The prime definition avoids some of the caveat-language otherwise seen ("a number only divisible by itself and 1, but not 1") and the factor trees are fun to do with a number like 72, after which you can ask different students to draw their trees on the board to compare and contrast.
One important observation to emerge is that when you create a factor tree for a natural number, although different numbers may appear along the way (and although some may not appear at all -- for example, the commonly used approach never reveals the factor of 1) the circled numbers at the bottom of the tree are always the same. And, in fact, this is the fundamental theorem of arithmetic:
Fix a whole number: All of its factor trees have the same numbers at the bottom.
The next approach I take is to give students a more formal definition of the fundamental theorem of arithmetic, and then ask them to think about different metaphors that capture this idea. The most common ones I have seen are DNA and fingerprints, but having them create analogies for a mathematical idea is a powerful tool for instruction and learning. Once students come to see prime numbers as something like building blocks that uniquely define each whole number, I think that the question of why it works like this can be quite successfully postponed till a much later course.
All of this is to say, I believe the why is best answered by developing one's intuition around the theorem, and that a more careful answer than that might be best staved off till a course that involves formal proof writing (at which point the existence of prime factorization is shown easily to students who can think inductively -- factor the number, if any number in its factorization is non-prime, then that means it can be written as the product of strictly smaller factors, so continue till you have all primes -- and then use something like Euclid's lemma to show uniqueness). Incidentally, the existence part of the theorem is also a very good example of when you want strong induction in your toolbox.

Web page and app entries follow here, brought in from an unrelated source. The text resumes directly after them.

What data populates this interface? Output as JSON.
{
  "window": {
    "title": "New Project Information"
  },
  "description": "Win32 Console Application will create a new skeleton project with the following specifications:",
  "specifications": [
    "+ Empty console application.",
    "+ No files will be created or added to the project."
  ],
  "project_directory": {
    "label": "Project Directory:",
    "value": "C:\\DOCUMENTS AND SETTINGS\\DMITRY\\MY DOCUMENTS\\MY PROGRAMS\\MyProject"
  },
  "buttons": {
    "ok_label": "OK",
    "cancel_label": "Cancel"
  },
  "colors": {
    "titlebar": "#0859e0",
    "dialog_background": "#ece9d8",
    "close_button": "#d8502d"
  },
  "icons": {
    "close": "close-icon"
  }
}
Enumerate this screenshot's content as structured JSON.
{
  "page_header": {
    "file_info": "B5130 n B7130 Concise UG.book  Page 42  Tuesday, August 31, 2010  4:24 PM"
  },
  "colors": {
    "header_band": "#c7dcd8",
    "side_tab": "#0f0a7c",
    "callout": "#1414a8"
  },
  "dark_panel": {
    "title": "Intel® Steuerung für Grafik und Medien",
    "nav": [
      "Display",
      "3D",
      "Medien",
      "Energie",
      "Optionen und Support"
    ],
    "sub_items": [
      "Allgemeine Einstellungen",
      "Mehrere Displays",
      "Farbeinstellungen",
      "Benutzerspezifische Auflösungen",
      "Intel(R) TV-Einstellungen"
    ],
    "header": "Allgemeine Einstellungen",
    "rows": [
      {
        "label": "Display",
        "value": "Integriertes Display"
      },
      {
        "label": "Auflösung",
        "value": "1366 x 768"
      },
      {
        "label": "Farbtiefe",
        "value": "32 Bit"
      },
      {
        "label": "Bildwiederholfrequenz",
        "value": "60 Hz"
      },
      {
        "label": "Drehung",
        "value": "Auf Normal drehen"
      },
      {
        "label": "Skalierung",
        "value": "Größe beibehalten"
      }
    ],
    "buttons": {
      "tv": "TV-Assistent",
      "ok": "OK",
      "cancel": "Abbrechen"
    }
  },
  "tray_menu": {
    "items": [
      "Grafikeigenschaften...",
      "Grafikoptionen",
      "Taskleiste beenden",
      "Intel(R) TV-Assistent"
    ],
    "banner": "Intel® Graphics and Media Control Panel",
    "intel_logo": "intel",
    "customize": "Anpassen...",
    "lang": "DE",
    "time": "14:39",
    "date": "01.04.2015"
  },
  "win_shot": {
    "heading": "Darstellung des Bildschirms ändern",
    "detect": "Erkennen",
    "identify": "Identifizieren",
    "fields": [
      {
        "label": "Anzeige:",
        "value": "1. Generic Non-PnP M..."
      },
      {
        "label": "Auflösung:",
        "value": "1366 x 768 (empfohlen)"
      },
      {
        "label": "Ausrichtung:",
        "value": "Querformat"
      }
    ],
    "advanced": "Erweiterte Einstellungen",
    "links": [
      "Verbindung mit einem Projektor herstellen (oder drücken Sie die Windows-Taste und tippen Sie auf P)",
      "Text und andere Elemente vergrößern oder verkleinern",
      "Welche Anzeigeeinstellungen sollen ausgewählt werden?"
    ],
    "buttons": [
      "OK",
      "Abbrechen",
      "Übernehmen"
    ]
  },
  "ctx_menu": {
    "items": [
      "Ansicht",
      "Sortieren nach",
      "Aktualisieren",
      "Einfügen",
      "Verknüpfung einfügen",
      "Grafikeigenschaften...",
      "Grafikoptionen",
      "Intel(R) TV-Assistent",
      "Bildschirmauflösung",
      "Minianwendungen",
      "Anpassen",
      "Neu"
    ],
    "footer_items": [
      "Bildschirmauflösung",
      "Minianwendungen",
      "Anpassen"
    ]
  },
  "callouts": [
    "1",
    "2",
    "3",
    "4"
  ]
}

Lastly: You mention that some students "know what the theorem means," and so I thought I'd direct you to a nice paper that discusses this in the context of younger students (ages 11-13):
Griffiths, M. (2013). Intuiting the fundamental theorem of arithmetic. Educational Studies in Mathematics, 82(1), 75-96. Springer Link.
(You may be interested in some of its references, as well.)